Action item.
Each record that follows should be repeated exactly, with no pictures carried over.

==============================

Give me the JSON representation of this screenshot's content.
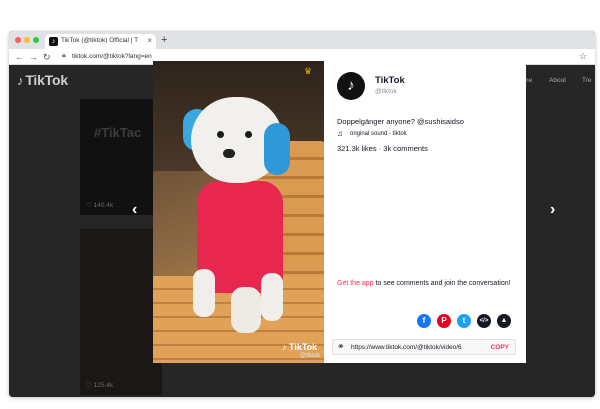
{
  "browser": {
    "tab_title": "TikTok (@tiktok) Official | T",
    "tab_close": "×",
    "new_tab": "+",
    "back": "←",
    "forward": "→",
    "reload": "↻",
    "url": "tiktok.com/@tiktok?lang=en",
    "bookmark": "☆"
  },
  "site": {
    "logo": "TikTok",
    "nav": [
      "Home",
      "About",
      "Tre"
    ]
  },
  "background_videos": [
    {
      "overlay_text": "#TikTac",
      "likes": "140.4k"
    },
    {
      "overlay_text": "",
      "likes": "125.4k"
    }
  ],
  "modal": {
    "prev_arrow": "‹",
    "next_arrow": "›",
    "watermark": "TikTok",
    "watermark_handle": "@tiktok",
    "account_name": "TikTok",
    "account_handle": "@tiktok",
    "caption": "Doppelgänger anyone? @sushisaidso",
    "sound": "original sound - tiktok",
    "stats": "321.3k likes · 3k comments",
    "cta_link": "Get the app",
    "cta_text": " to see comments and join the conversation!",
    "share_url": "https://www.tiktok.com/@tiktok/video/6",
    "copy_label": "COPY"
  },
  "colors": {
    "accent": "#fe2c55",
    "facebook": "#1877f2",
    "pinterest": "#e60023",
    "twitter": "#1da1f2"
  },
  "icons": [
    "tiktok-logo-icon",
    "lock-icon",
    "star-icon",
    "heart-icon",
    "crown-icon",
    "music-note-icon",
    "facebook-icon",
    "pinterest-icon",
    "twitter-icon",
    "embed-icon",
    "more-icon",
    "link-icon"
  ]
}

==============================

Response.
Give me the JSON representation of this screenshot's content.
{
  "browser": {
    "tab_title": "TikTok (@tiktok) Official | T",
    "tab_close": "×",
    "new_tab": "+",
    "back": "←",
    "forward": "→",
    "reload": "↻",
    "url": "tiktok.com/@tiktok?lang=en",
    "bookmark": "☆"
  },
  "site": {
    "logo": "TikTok",
    "nav": [
      "Home",
      "About",
      "Tre"
    ]
  },
  "background_videos": [
    {
      "overlay_text": "#TikTac",
      "likes": "140.4k"
    },
    {
      "overlay_text": "",
      "likes": "125.4k"
    }
  ],
  "modal": {
    "prev_arrow": "‹",
    "next_arrow": "›",
    "watermark": "TikTok",
    "watermark_handle": "@tiktok",
    "account_name": "TikTok",
    "account_handle": "@tiktok",
    "caption": "Doppelgänger anyone? @sushisaidso",
    "sound": "original sound - tiktok",
    "stats": "321.3k likes · 3k comments",
    "cta_link": "Get the app",
    "cta_text": " to see comments and join the conversation!",
    "share_url": "https://www.tiktok.com/@tiktok/video/6",
    "copy_label": "COPY"
  },
  "colors": {
    "accent": "#fe2c55",
    "facebook": "#1877f2",
    "pinterest": "#e60023",
    "twitter": "#1da1f2"
  },
  "icons": [
    "tiktok-logo-icon",
    "lock-icon",
    "star-icon",
    "heart-icon",
    "crown-icon",
    "music-note-icon",
    "facebook-icon",
    "pinterest-icon",
    "twitter-icon",
    "embed-icon",
    "more-icon",
    "link-icon"
  ]
}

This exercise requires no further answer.